func parseAndWrite(j []byte) error {
	var b map[string]interface{}
	if err := json.Unmarshal(j, &b); err != nil {
		return err
	}

	data := generators.TplTuple{
		Name:   config.StructName,
		Fields: b,
	}

	var out *os.File
	var err error

	if config.Append {
		out, err = os.OpenFile(config.Output, os.O_APPEND|os.O_CREATE|os.O_RDWR, 0644)
	} else {
		out, err = os.Create(config.Output)
	}
	if err != nil {
		return err
	}
	defer out.Close()

	t := generators.New()
	t.NestedParse(data)

	_, err = t.Parse()
	if err != nil {
		return err
	}

	err = t.Execute(out, data)
	if err != nil {
		return err
	}

	return nil
}

So we start by taking in j []byte, which holds the raw json request, then we shove that into a generic map. There a numerous examples online of how to do this, so I won’t spend a lot of time on it, but if you are confused as to how this works, it would behoove you to read up on that subject then come back.

Next, we move on to creating a simple struct to hold the jsonMap and the name of the top level struct, and we create or append a file.

The exciting part is the

t := generators.New()
t.NestedParse(data)
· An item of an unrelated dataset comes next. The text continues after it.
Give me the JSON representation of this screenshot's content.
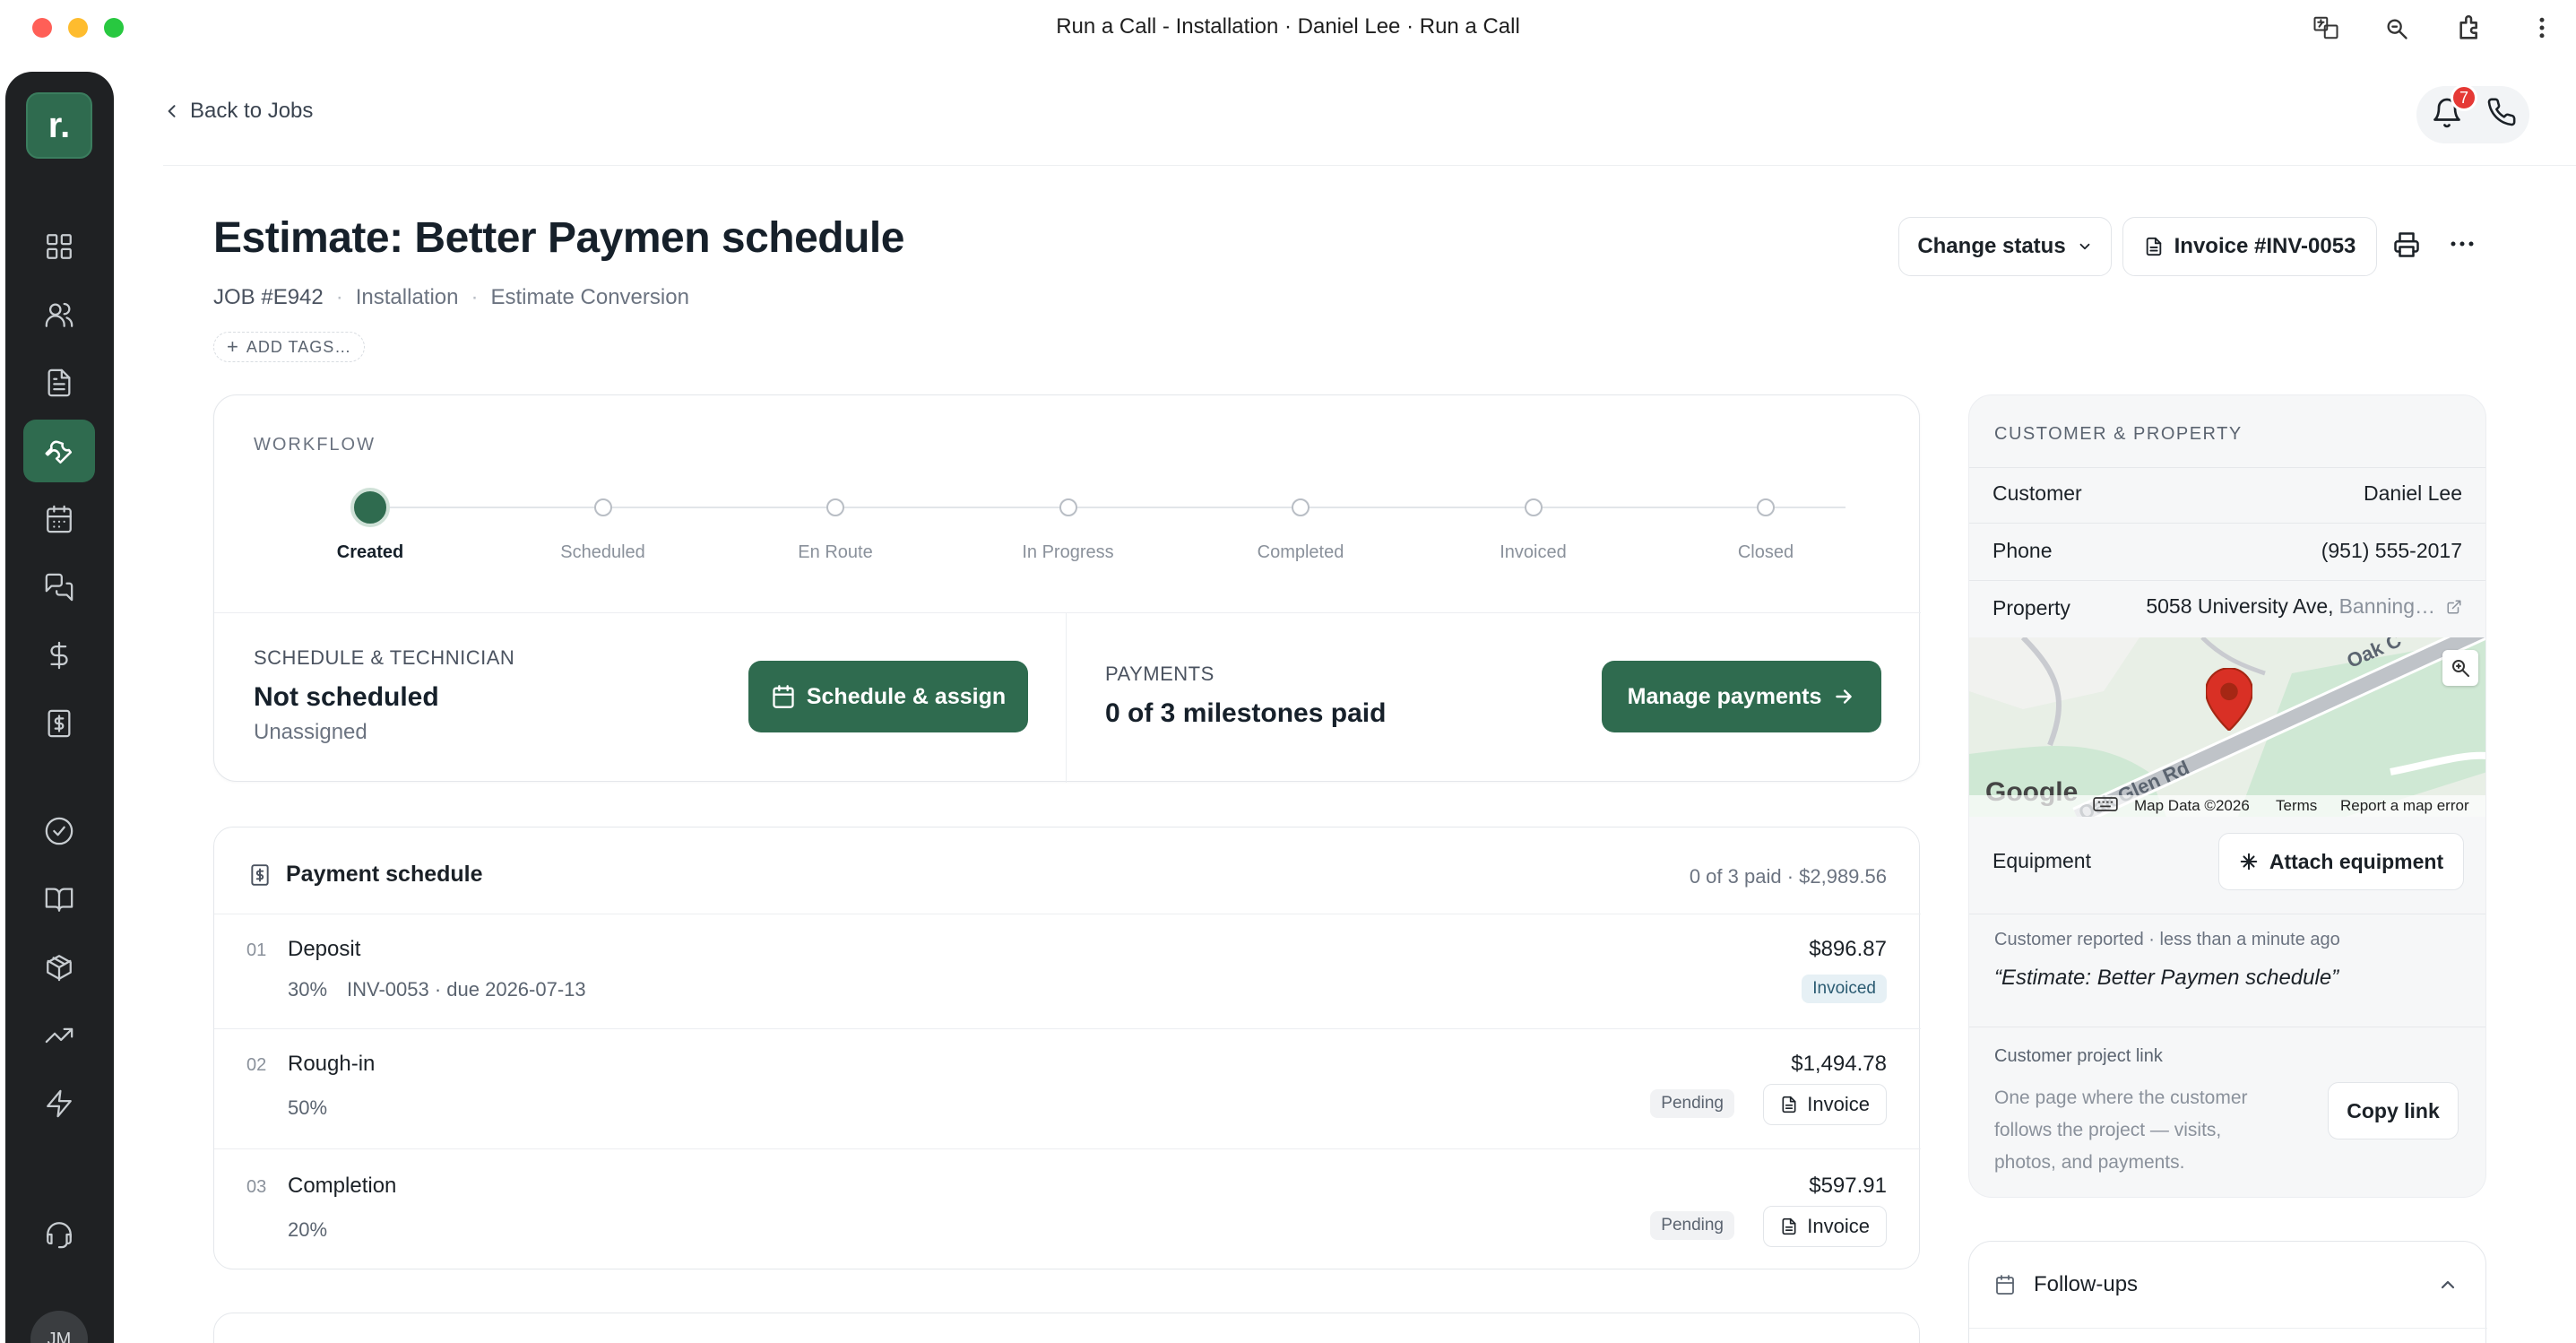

The New function returns a generic template that looks like this:

func DefaultTemplate() string {
	var s string

	if !config.Append {
		s += `
// Auto-generated by rea
package ` + config.PkgName
	}

	s += `

// {{(Title .Name)}} was auto-generated by rea
type {{(Title .Name)}} struct {
{{- range $jsonName, $val := .Fields -}}
	{{if (IsNested $jsonName $val) -}}
		{{(Title $jsonName)}} {{(Title $jsonName)}} ` + "`" + `json:"{{$jsonName}}"` + "`" + `
	{{else -}}
		{{(Title $jsonName)}} {{(TypeOf $val)}} ` + "`" + `json:"{{$jsonName}}"` + "`" + `
	{{end -}}
{{- end -}}
}

This is using the text/template package which is extremely powerful. Basically what this template is saying is that we need to loop over the fields, extract their name and type, then place that information where golang expects to find it.